Time to eat
The first battle is between Adam and Doug, a rematch of the Quickfire. Padma even makes a point to announce the name of the battle. I will not because it’s arbitrary and has nothing to do with cooking.
Adam has the audacity to make grits with Hugh Acheson on the judges panel. That audacity pays off as his salt and pepper grits with cheddar, poached egg and bacon onion jam beats Dougie’s beef tartare. Both were good, but Tom thought Adam’s dish was a little more interesting. Adam gets his revenge, and the Red Team goes up 1-0.
Next up: Katsuji vs. Melissa. Out of nowhere, Katusji starts to have a panic attack. He’s totally freaking out while the rest of the team plates the dish for him. That’s exactly what you want in a “Top Chef,” someone who folds under pressure and needs his team to step up for him.
Luckily for Katsuji, Melissa made watery white gazpacho with cucumber and green grapes. Nobody likes watery soups. Blue team evens it up 1-1.
The third battle is a rematch between Gregory and Mei. Gregory goes outside the box again with a shiitake mushroom in a Thai curry broth, while Mei counters with a Korean-inspired New York strip with kimchi vegetables. A perfectly seasoned soup versus perfectly cooked steak. Ultimately, chef Bissonnette’s vote gives the edge to Gregory and the Blue team takes the lead, 2-1.
The fourth battle features another rematch of Keriann and Stacy. I thought their first battle was boring. This was the battle between Keriann’s dry meatball vs. Stacy’s beets. I know budget was an issue but you really think serving some marinated beets will win?
Apparently so. Tom hates Keriann’s dish. Her meatballs are dry and that onion jam is too sweet. Red Ream ties it up, 2-2.
The final battle: Aaron’s Asian spaghetti and meatball versus Katie’s stout chocolate cake. Tom makes the astute observation that war always comes down to the last battle. Thanks Tom.
If chocolate cake kills him today, Aaron says, he will shoot himself in the face.
As soon as Aaron put his dish in front of the judges, Tom shoots Hugh a “What is this?” look and takes a whiff at the dish. Not a good sign.
Basically, the scallop noodle has no texture. Tom says the dashi is OK, with a good amount of smokiness. Aaron commits one of those things you don’t do: He starts rattling off his mistakes. He tells the judges that his original dashi fell on the ground and the broth they’re tasting is out of a box. I guess he decided to shoot himself in the foot first.

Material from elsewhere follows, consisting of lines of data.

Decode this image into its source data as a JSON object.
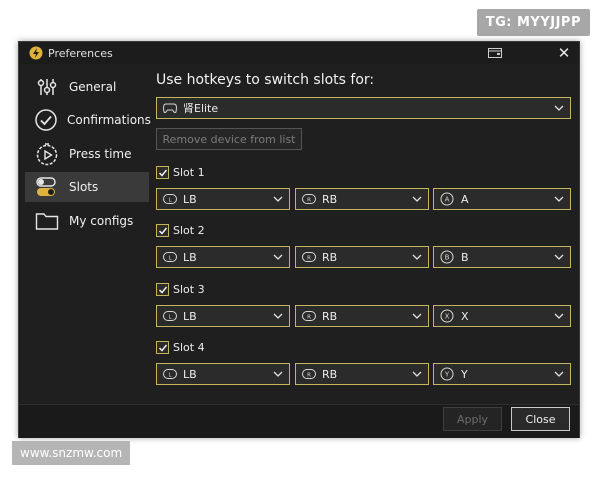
{
  "watermarks": {
    "top": "TG: MYYJJPP",
    "bottom": "www.snzmw.com"
  },
  "window": {
    "title": "Preferences",
    "close_glyph": "✕"
  },
  "sidebar": {
    "items": [
      {
        "label": "General",
        "icon": "sliders-icon"
      },
      {
        "label": "Confirmations",
        "icon": "check-circle-icon"
      },
      {
        "label": "Press time",
        "icon": "timer-icon"
      },
      {
        "label": "Slots",
        "icon": "toggle-icon",
        "active": true
      },
      {
        "label": "My configs",
        "icon": "folder-icon"
      }
    ]
  },
  "main": {
    "heading": "Use hotkeys to switch slots for:",
    "device": {
      "value": "肾Elite",
      "icon": "gamepad-icon"
    },
    "remove_button": "Remove device from list",
    "slots": [
      {
        "label": "Slot 1",
        "checked": true,
        "first": "LB",
        "second": "RB",
        "third": "A"
      },
      {
        "label": "Slot 2",
        "checked": true,
        "first": "LB",
        "second": "RB",
        "third": "B"
      },
      {
        "label": "Slot 3",
        "checked": true,
        "first": "LB",
        "second": "RB",
        "third": "X"
      },
      {
        "label": "Slot 4",
        "checked": true,
        "first": "LB",
        "second": "RB",
        "third": "Y"
      }
    ]
  },
  "footer": {
    "apply": "Apply",
    "close": "Close"
  },
  "colors": {
    "accent": "#c8b45a",
    "window_bg": "#1f1f1f",
    "control_bg": "#2b2b2b",
    "active_nav": "#3a3a3a"
  }
}
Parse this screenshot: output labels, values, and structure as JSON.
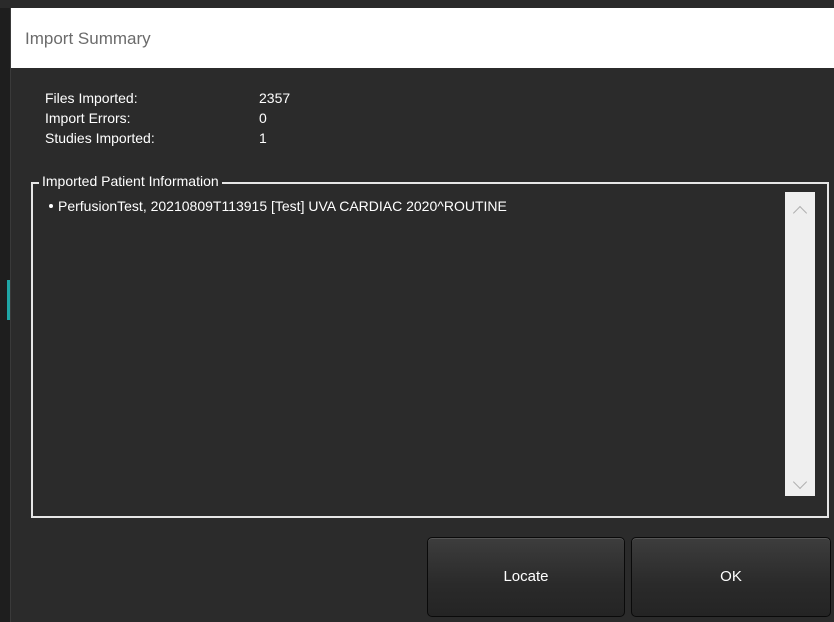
{
  "dialog": {
    "title": "Import Summary"
  },
  "stats": [
    {
      "label": "Files Imported:",
      "value": "2357"
    },
    {
      "label": "Import Errors:",
      "value": "0"
    },
    {
      "label": "Studies Imported:",
      "value": "1"
    }
  ],
  "patient_info": {
    "group_label": "Imported Patient Information",
    "items": [
      "PerfusionTest, 20210809T113915 [Test] UVA CARDIAC 2020^ROUTINE"
    ]
  },
  "buttons": {
    "locate": "Locate",
    "ok": "OK"
  },
  "colors": {
    "dialog_bg": "#2b2b2b",
    "titlebar_bg": "#ffffff",
    "accent_teal": "#1fa6a6"
  },
  "icons": {
    "scroll_up": "chevron-up-icon",
    "scroll_down": "chevron-down-icon"
  }
}
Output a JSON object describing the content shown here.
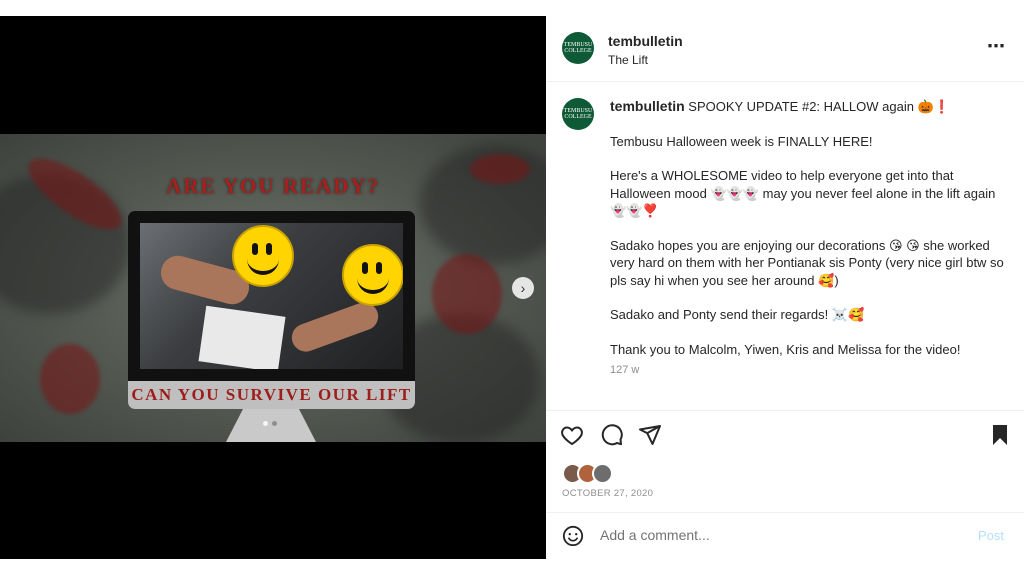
{
  "post": {
    "username": "tembulletin",
    "location": "The Lift",
    "avatar_text": "TEMBUSU COLLEGE",
    "more_icon": "⋯",
    "caption": {
      "username": "tembulletin",
      "paragraphs": [
        "SPOOKY UPDATE #2: HALLOW again 🎃❗",
        "Tembusu Halloween week is FINALLY HERE!",
        "Here's a WHOLESOME video to help everyone get into that Halloween mood 👻👻👻 may you never feel alone in the lift again 👻👻❣️",
        "Sadako hopes you are enjoying our decorations 😘 😘 she worked very hard on them with her Pontianak sis Ponty (very nice girl btw so pls say hi when you see her around 🥰)",
        "Sadako and Ponty send their regards! ☠️🥰",
        "Thank you to Malcolm, Yiwen, Kris and Melissa for the video!"
      ],
      "time": "127 w"
    },
    "date": "OCTOBER 27, 2020",
    "comment_placeholder": "Add a comment...",
    "post_label": "Post"
  },
  "media": {
    "headline": "ARE YOU READY?",
    "footer": "CAN YOU SURVIVE OUR LIFT",
    "next_icon": "›",
    "slides": 2,
    "active_slide": 1
  },
  "icons": {
    "like": "heart-icon",
    "comment": "comment-icon",
    "share": "share-icon",
    "save": "bookmark-icon",
    "emoji": "emoji-icon"
  },
  "colors": {
    "avatar_bg": "#0f5a36",
    "headline": "#a8201d",
    "post_button": "#b2dffc"
  }
}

At this point, Katie just needs to serve an acceptable cake, which she does. With the outcome obvious, Katie gives Aaron one last shove off the cliff. She brings up how Aaron’s been talking trash about desserts, goading him to say with a smirk on his face, “I thought this was a war challenge and I don’t see anyone bringing chocolate cake to war.”
Hugh immediately fires back, “Have you ever seen them bring a scallop noodle to war? Because I don’t know about that either.”
Judges laugh, audiences laugh. We’re all laughing.
Aaron just stands there awkwardly, smirk long disappeared, giving Hugh the four-letter-word stare.
Blue team wins the war. 3-2.
Adam and Mei are both safe, which leaves Stacy, Melissa and Aaron.
At this point, Tom asks if anyone on the Red Team feels like they should have looked out for each other, specifically Aaron and his limp noodles. Tom, have you seen how annoying this guy is? Nobody would go out of the way to save him.
Gregory tries to act sanctimonious and chimes in, “I would have never allowed that to happen.” Where were you with Keriann’s dry meatball?
It’s pretty obvious who gets the boot this week. Tom tells Aaron that he just tried to do too much with this dish. He packs his knives.
Surprisingly, Aaron departs with grace. He thanks everyone and says he felt honored just to be there. Damn, now I can’t say snarky, see-you-later, comments about him!
Next week: Cranberries, more history and at least one quote from a famous Spike Lee movie.